A verbatim repeat of the records beneath this line is needed.

=== Input data ===

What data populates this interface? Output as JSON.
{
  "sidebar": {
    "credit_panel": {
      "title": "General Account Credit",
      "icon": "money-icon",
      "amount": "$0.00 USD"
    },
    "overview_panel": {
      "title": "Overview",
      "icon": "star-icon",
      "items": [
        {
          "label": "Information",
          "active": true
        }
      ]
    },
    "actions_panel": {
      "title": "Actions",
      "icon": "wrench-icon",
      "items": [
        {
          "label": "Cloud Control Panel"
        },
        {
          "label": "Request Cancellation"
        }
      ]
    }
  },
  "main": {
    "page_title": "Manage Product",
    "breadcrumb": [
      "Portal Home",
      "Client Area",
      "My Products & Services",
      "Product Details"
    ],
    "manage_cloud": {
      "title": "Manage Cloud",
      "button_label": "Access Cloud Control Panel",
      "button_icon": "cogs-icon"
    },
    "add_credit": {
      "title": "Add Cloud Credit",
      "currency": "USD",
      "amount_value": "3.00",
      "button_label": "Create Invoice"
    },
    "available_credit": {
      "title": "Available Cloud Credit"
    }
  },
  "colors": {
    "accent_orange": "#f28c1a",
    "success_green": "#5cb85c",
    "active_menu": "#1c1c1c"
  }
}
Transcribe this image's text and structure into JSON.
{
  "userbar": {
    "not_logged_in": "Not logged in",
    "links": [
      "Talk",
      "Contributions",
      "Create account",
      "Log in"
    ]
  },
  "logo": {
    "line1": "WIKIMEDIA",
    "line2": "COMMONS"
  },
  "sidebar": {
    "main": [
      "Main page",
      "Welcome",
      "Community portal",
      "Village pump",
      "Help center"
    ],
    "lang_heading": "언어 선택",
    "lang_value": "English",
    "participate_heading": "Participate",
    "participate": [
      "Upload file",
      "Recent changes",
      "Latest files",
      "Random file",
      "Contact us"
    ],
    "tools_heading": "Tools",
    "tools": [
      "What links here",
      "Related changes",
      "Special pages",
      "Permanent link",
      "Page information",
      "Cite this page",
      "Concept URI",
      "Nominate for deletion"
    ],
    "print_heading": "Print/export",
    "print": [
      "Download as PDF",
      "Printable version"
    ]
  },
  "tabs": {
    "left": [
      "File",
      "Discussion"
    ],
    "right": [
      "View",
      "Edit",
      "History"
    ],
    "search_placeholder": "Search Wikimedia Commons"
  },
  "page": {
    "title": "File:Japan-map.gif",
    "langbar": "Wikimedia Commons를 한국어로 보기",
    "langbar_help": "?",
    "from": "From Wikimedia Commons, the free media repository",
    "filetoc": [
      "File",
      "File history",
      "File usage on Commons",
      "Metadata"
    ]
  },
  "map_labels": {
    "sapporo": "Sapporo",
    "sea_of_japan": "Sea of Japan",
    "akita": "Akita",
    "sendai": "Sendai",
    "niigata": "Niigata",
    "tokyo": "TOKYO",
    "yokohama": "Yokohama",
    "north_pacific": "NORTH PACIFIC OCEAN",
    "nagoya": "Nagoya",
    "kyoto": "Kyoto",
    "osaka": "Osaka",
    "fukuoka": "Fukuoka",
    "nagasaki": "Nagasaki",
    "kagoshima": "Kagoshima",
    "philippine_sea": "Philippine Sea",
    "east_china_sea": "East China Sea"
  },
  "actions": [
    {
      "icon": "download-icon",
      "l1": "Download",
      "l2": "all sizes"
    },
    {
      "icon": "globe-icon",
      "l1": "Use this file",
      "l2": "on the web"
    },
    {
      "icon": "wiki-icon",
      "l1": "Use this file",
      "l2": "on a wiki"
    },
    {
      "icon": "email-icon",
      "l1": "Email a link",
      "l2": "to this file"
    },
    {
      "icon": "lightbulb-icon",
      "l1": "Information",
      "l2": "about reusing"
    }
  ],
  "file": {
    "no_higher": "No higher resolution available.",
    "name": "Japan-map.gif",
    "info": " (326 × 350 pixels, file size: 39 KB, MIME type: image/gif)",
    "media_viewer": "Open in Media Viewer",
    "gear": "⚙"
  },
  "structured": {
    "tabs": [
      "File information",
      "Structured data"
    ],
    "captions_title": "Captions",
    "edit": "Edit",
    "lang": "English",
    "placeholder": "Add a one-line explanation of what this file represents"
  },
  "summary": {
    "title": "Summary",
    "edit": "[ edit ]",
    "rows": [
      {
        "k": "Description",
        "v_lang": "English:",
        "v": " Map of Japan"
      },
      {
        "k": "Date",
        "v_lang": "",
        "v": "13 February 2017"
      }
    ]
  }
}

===

▸ Solution below:
What data populates this interface? Output as JSON.
{
  "sidebar": {
    "credit_panel": {
      "title": "General Account Credit",
      "icon": "money-icon",
      "amount": "$0.00 USD"
    },
    "overview_panel": {
      "title": "Overview",
      "icon": "star-icon",
      "items": [
        {
          "label": "Information",
          "active": true
        }
      ]
    },
    "actions_panel": {
      "title": "Actions",
      "icon": "wrench-icon",
      "items": [
        {
          "label": "Cloud Control Panel"
        },
        {
          "label": "Request Cancellation"
        }
      ]
    }
  },
  "main": {
    "page_title": "Manage Product",
    "breadcrumb": [
      "Portal Home",
      "Client Area",
      "My Products & Services",
      "Product Details"
    ],
    "manage_cloud": {
      "title": "Manage Cloud",
      "button_label": "Access Cloud Control Panel",
      "button_icon": "cogs-icon"
    },
    "add_credit": {
      "title": "Add Cloud Credit",
      "currency": "USD",
      "amount_value": "3.00",
      "button_label": "Create Invoice"
    },
    "available_credit": {
      "title": "Available Cloud Credit"
    }
  },
  "colors": {
    "accent_orange": "#f28c1a",
    "success_green": "#5cb85c",
    "active_menu": "#1c1c1c"
  }
}
Transcribe this image's text and structure into JSON.
{
  "userbar": {
    "not_logged_in": "Not logged in",
    "links": [
      "Talk",
      "Contributions",
      "Create account",
      "Log in"
    ]
  },
  "logo": {
    "line1": "WIKIMEDIA",
    "line2": "COMMONS"
  },
  "sidebar": {
    "main": [
      "Main page",
      "Welcome",
      "Community portal",
      "Village pump",
      "Help center"
    ],
    "lang_heading": "언어 선택",
    "lang_value": "English",
    "participate_heading": "Participate",
    "participate": [
      "Upload file",
      "Recent changes",
      "Latest files",
      "Random file",
      "Contact us"
    ],
    "tools_heading": "Tools",
    "tools": [
      "What links here",
      "Related changes",
      "Special pages",
      "Permanent link",
      "Page information",
      "Cite this page",
      "Concept URI",
      "Nominate for deletion"
    ],
    "print_heading": "Print/export",
    "print": [
      "Download as PDF",
      "Printable version"
    ]
  },
  "tabs": {
    "left": [
      "File",
      "Discussion"
    ],
    "right": [
      "View",
      "Edit",
      "History"
    ],
    "search_placeholder": "Search Wikimedia Commons"
  },
  "page": {
    "title": "File:Japan-map.gif",
    "langbar": "Wikimedia Commons를 한국어로 보기",
    "langbar_help": "?",
    "from": "From Wikimedia Commons, the free media repository",
    "filetoc": [
      "File",
      "File history",
      "File usage on Commons",
      "Metadata"
    ]
  },
  "map_labels": {
    "sapporo": "Sapporo",
    "sea_of_japan": "Sea of Japan",
    "akita": "Akita",
    "sendai": "Sendai",
    "niigata": "Niigata",
    "tokyo": "TOKYO",
    "yokohama": "Yokohama",
    "north_pacific": "NORTH PACIFIC OCEAN",
    "nagoya": "Nagoya",
    "kyoto": "Kyoto",
    "osaka": "Osaka",
    "fukuoka": "Fukuoka",
    "nagasaki": "Nagasaki",
    "kagoshima": "Kagoshima",
    "philippine_sea": "Philippine Sea",
    "east_china_sea": "East China Sea"
  },
  "actions": [
    {
      "icon": "download-icon",
      "l1": "Download",
      "l2": "all sizes"
    },
    {
      "icon": "globe-icon",
      "l1": "Use this file",
      "l2": "on the web"
    },
    {
      "icon": "wiki-icon",
      "l1": "Use this file",
      "l2": "on a wiki"
    },
    {
      "icon": "email-icon",
      "l1": "Email a link",
      "l2": "to this file"
    },
    {
      "icon": "lightbulb-icon",
      "l1": "Information",
      "l2": "about reusing"
    }
  ],
  "file": {
    "no_higher": "No higher resolution available.",
    "name": "Japan-map.gif",
    "info": " (326 × 350 pixels, file size: 39 KB, MIME type: image/gif)",
    "media_viewer": "Open in Media Viewer",
    "gear": "⚙"
  },
  "structured": {
    "tabs": [
      "File information",
      "Structured data"
    ],
    "captions_title": "Captions",
    "edit": "Edit",
    "lang": "English",
    "placeholder": "Add a one-line explanation of what this file represents"
  },
  "summary": {
    "title": "Summary",
    "edit": "[ edit ]",
    "rows": [
      {
        "k": "Description",
        "v_lang": "English:",
        "v": " Map of Japan"
      },
      {
        "k": "Date",
        "v_lang": "",
        "v": "13 February 2017"
      }
    ]
  }
}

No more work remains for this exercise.